■ **What you will do**
Below are the entries; state how many of their lines contain the string "status", and nothing more.

Data for the task below:

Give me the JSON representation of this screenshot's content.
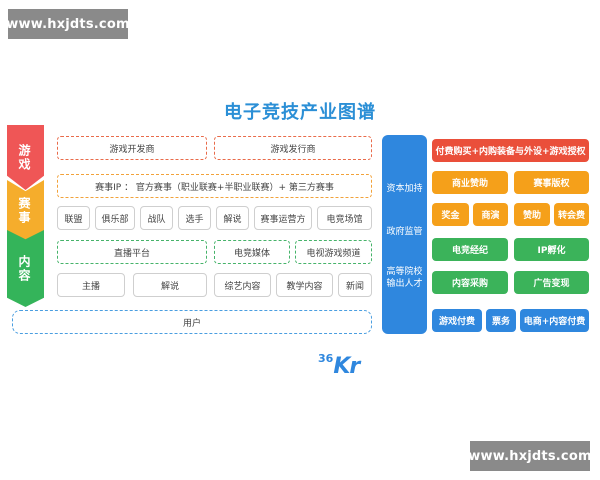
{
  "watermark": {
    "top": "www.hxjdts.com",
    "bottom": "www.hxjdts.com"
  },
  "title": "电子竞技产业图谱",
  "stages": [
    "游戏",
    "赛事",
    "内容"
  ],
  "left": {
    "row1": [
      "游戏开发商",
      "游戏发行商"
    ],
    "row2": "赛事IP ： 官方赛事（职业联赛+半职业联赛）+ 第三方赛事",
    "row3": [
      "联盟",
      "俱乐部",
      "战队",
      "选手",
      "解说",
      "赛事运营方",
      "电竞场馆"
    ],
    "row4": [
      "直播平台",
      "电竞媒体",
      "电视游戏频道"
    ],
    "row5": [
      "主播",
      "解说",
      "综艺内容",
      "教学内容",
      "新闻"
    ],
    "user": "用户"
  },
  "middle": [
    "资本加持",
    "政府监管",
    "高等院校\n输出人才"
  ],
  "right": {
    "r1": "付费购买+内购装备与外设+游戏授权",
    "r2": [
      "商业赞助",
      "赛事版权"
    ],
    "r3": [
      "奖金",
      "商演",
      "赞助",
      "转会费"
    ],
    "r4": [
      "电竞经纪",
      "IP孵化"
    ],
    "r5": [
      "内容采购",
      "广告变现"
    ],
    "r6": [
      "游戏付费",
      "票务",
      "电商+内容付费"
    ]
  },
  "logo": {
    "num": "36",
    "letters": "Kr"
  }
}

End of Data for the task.
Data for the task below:

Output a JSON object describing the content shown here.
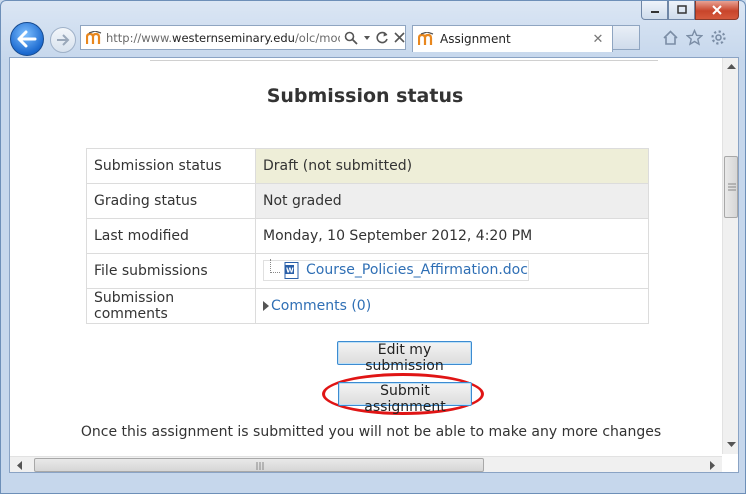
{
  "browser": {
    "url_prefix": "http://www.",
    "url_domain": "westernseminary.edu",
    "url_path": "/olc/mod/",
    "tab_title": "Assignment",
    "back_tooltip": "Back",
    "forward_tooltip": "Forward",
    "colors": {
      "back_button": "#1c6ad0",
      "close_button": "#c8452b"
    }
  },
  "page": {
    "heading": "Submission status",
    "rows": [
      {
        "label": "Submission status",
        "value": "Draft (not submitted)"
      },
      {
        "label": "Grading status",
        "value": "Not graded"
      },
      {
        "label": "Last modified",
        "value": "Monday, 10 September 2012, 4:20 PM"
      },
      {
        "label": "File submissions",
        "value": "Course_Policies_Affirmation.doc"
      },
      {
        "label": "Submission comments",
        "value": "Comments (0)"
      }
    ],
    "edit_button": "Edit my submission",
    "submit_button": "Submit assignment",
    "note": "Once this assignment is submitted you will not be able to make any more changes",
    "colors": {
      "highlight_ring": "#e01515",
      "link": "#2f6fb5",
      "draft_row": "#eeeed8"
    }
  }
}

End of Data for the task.

■ **Exercise solution**
3